Mario de Monti wrote:
Apparently some further elaboration is in order:
In Germany, many aspects of our Nazi past are being "taboo-ized" to sometimes ridiculous degrees. For example, imported model kits of German WWII tanks, planes, etc. are being opened by German customs officials and all the swastikas and other Nazi symbols are being cut out of the decal sheets, blackened or the sheets are taken out completely. German kit releases use simplified/fake symbols (like simple crosses instead of swastikas).
Additionally we are being "taught" (by the government, media, etc.) to feel some sort of collective guilt for that part in our history, a guilt that can never be overcome.
I can't speak to the minutia of German cultural policy. The Federal Government has certainly repressed many symbolic elements of nationalism that served to make Nazism so resonant. I think part of the episode intended to deal with this: it's impossible to have Nazism without the imagery or the xenophobia (an arguable point, of course).
Representing the German past is a fraught subject with strong emotions. Nonetheless, German culture many opportunities to discuss the memories of Nazism and the Holocaust, moreso than, for instance, French imperialism, British rule in Ireland, or even Germany's genocidal war against the Herero. Indeed, the US has a national museum for the Holocaust, but not one for slavery and its legacy.
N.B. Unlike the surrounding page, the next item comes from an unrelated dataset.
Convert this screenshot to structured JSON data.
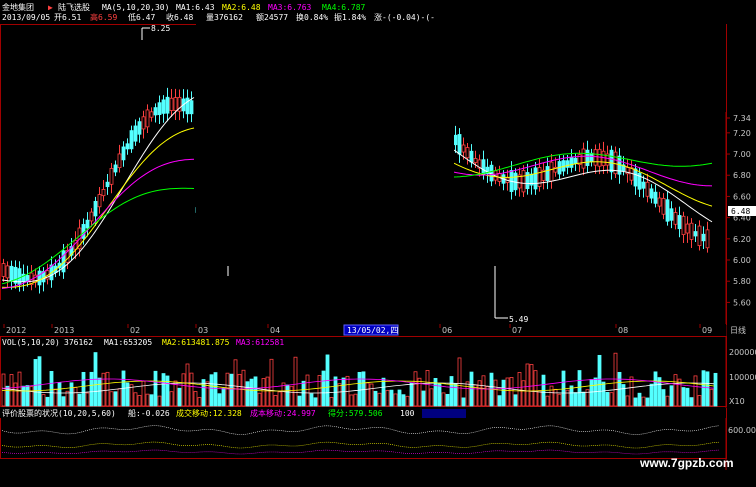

If there is a problem with German memory, it is, IMO, attributable to Adenauer's original formulation--crimes committed in the name of the German people--which made it easy to embrace national guilt, but somewhat easy to evade it on a personal level.
So the reason for me to start this thread was to ask the question, if my "problem" with Spock´s remark is due to the fact I´m German (and have the background I just explained) or if non-Germans (without this background) have similar problems with it.
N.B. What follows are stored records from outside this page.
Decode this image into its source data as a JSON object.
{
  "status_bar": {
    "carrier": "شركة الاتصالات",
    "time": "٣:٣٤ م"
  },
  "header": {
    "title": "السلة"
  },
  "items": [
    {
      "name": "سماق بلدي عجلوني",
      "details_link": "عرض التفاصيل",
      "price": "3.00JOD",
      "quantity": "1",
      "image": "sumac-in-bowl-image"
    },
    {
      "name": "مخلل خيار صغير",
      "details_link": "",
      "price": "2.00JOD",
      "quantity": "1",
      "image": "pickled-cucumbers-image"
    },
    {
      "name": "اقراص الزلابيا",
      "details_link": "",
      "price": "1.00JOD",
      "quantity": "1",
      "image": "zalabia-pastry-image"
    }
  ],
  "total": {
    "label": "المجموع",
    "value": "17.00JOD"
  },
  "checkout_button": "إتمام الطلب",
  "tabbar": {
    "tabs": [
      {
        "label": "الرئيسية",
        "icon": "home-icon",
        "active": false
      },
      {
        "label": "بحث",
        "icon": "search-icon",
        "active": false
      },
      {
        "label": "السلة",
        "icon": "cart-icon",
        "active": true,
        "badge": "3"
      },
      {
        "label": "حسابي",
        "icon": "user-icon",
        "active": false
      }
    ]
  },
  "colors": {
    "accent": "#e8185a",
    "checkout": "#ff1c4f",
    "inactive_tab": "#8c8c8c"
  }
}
For the sake of disclosure, there is an Alsatian side to my family, among whom there is some tendency to romanticism Germanic culture. (They emigrated in the 1850s, thus didn't develop the same sense of Germanness that developed after 1970, or resistance to German nationalism that emerged among Alsatians.
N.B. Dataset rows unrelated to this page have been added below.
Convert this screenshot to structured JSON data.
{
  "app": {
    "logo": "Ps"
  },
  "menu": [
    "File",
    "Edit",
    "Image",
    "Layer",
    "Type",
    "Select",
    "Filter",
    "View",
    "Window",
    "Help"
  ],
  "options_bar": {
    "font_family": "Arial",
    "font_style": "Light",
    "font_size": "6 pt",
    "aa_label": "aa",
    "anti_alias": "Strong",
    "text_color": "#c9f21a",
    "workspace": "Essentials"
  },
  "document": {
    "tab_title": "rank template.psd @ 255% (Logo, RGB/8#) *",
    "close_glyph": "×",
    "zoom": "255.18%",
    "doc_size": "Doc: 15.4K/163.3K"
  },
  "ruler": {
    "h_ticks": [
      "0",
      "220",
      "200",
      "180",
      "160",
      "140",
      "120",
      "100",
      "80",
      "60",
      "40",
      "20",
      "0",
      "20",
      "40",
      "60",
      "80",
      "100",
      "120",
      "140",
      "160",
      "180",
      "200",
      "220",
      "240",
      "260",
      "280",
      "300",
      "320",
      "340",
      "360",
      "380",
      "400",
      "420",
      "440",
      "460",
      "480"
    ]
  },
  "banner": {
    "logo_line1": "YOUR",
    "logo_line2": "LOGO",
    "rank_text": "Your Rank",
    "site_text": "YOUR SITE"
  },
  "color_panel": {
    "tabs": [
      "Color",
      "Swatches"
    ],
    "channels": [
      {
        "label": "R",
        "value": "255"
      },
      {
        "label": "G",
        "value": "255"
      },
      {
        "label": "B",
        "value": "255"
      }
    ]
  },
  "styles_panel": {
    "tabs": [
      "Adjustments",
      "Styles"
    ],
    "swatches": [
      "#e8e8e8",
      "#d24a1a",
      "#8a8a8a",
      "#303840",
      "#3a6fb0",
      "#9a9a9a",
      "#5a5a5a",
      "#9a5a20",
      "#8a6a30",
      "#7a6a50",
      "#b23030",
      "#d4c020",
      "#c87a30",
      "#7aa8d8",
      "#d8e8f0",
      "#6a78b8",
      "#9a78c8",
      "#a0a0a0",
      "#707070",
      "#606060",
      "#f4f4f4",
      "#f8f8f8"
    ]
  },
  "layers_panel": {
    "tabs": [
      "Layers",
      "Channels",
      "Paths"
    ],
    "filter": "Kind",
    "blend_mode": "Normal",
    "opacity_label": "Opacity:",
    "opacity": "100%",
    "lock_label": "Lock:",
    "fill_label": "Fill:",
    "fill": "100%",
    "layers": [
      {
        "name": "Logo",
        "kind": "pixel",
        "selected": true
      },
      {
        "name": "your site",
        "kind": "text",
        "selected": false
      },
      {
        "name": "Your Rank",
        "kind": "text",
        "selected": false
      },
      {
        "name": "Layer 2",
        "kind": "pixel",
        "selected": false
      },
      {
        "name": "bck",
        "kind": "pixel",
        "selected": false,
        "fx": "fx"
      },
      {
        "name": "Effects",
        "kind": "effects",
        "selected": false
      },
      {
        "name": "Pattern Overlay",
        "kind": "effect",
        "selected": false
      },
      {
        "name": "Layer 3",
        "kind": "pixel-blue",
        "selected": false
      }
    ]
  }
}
On the other hand, isn't it possible that our differences on the subject of this line may have more to do with differing notions of humor among the various cultures?